The ureters are bilateral thin (3 to 4 mm) tubular structures that connect the kidneys to the urinary bladder, transporting urine from the renal pelvis into the bladder. The muscular layers are responsible for the peristaltic activity that the ureter uses to move the urine from the kidneys to the bladder.
Embryologically, the ureter originates from the ureteric bud, which is a protrusion of the mesonephric duct, a part of the genitourinary system development.
The ureters begin at the ureteropelvic junction (UPJ) of the kidneys, which lie posteriorly to the renal vein and artery in the hilum. The ureters then travel inferiorly inside the abdominal cavity. They pass over (anterior to) the psoas muscle and enter the bladder on the posterior bladder aspect in the trigone.

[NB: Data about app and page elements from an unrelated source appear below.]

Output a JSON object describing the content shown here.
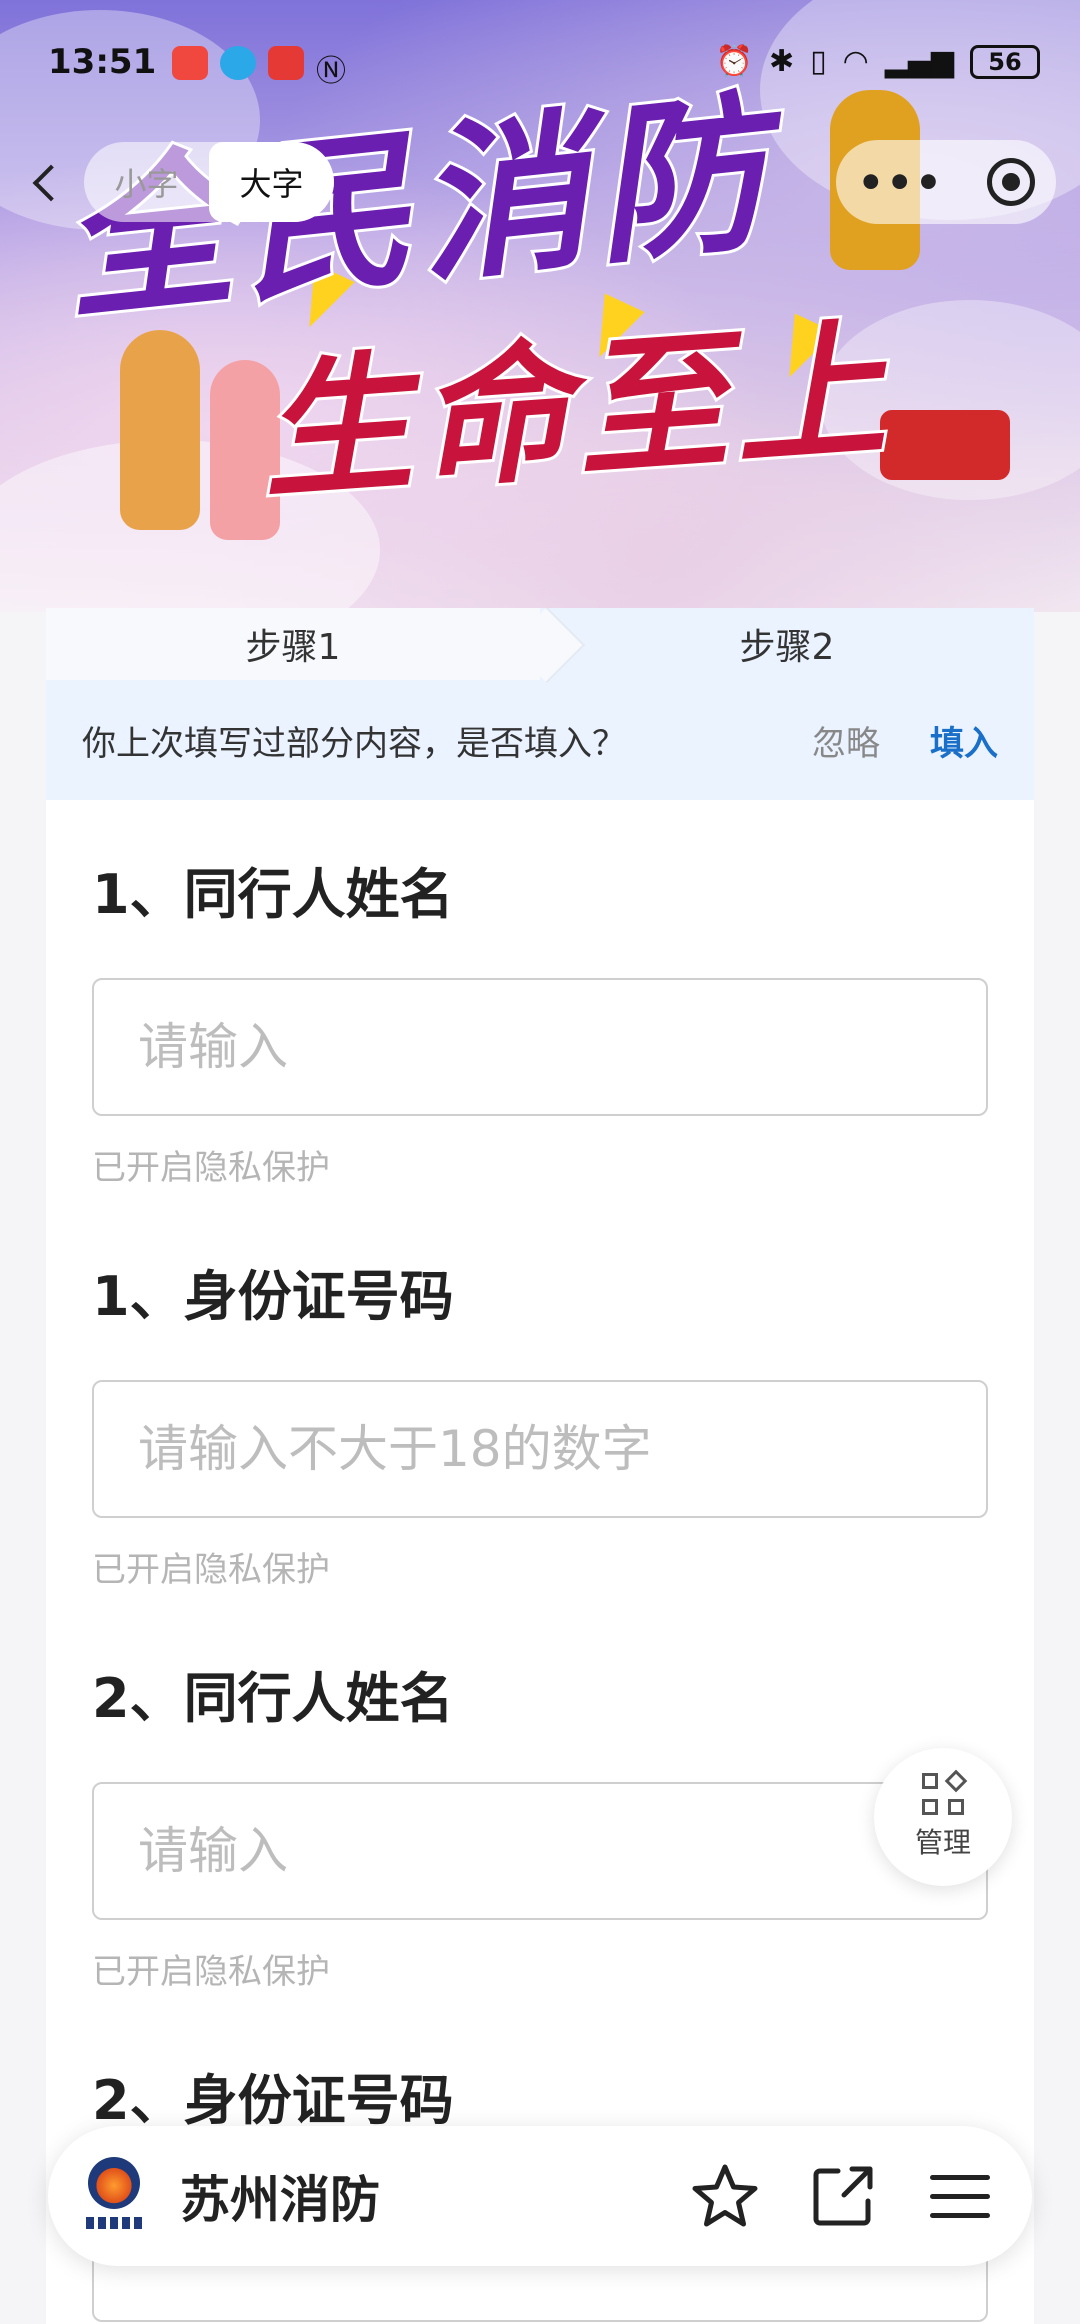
{
  "status_bar": {
    "time": "13:51",
    "battery": "56"
  },
  "topbar": {
    "small_text": "小字",
    "large_text": "大字"
  },
  "banner": {
    "line1": "全民消防",
    "line2": "生命至上"
  },
  "steps": [
    {
      "label": "步骤1"
    },
    {
      "label": "步骤2"
    }
  ],
  "prompt": {
    "message": "你上次填写过部分内容，是否填入？",
    "ignore": "忽略",
    "fill": "填入"
  },
  "questions": [
    {
      "title": "1、同行人姓名",
      "placeholder": "请输入",
      "note": "已开启隐私保护"
    },
    {
      "title": "1、身份证号码",
      "placeholder": "请输入不大于18的数字",
      "note": "已开启隐私保护"
    },
    {
      "title": "2、同行人姓名",
      "placeholder": "请输入",
      "note": "已开启隐私保护"
    },
    {
      "title": "2、身份证号码",
      "placeholder": "",
      "note": ""
    }
  ],
  "manage": {
    "label": "管理"
  },
  "bottom_bar": {
    "app_name": "苏州消防"
  },
  "colors": {
    "accent": "#1a6fc9",
    "prompt_bg": "#eaf3ff",
    "banner_purple": "#6a1fb0",
    "banner_red": "#c8143c"
  },
  "icons": [
    "back-icon",
    "more-icon",
    "target-icon",
    "manage-icon",
    "star-icon",
    "share-icon",
    "menu-icon"
  ]
}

Three areas along the path of the ureter are clinically significant for renal stones lodging. These areas are: the ureteropelvic junction (UPJ), the ureterovesical junction (UVJ), and the crossover of the common iliac arteries. The UPJ is where the pelvis of the kidney transitions into the ureter and the UVJ is where the ureters enter the bladder.
The blood supply to the ureter is segmental. The upper ureter closest to the kidneys receives blood directly from the renal arteries. The middle part is supplied by the common iliac arteries, branches from the abdominal aorta, and the gonadal arteries. The most distal part of the ureter receives blood from branches of the internal iliac artery.
T12 through L2 provide innervation to the ureters, creating a ureteric plexus. Pain may refer to T12-L2 dermatomes.
Due to its location, the ureter can be damaged in colon and rectal surgery and gynecologic surgeries.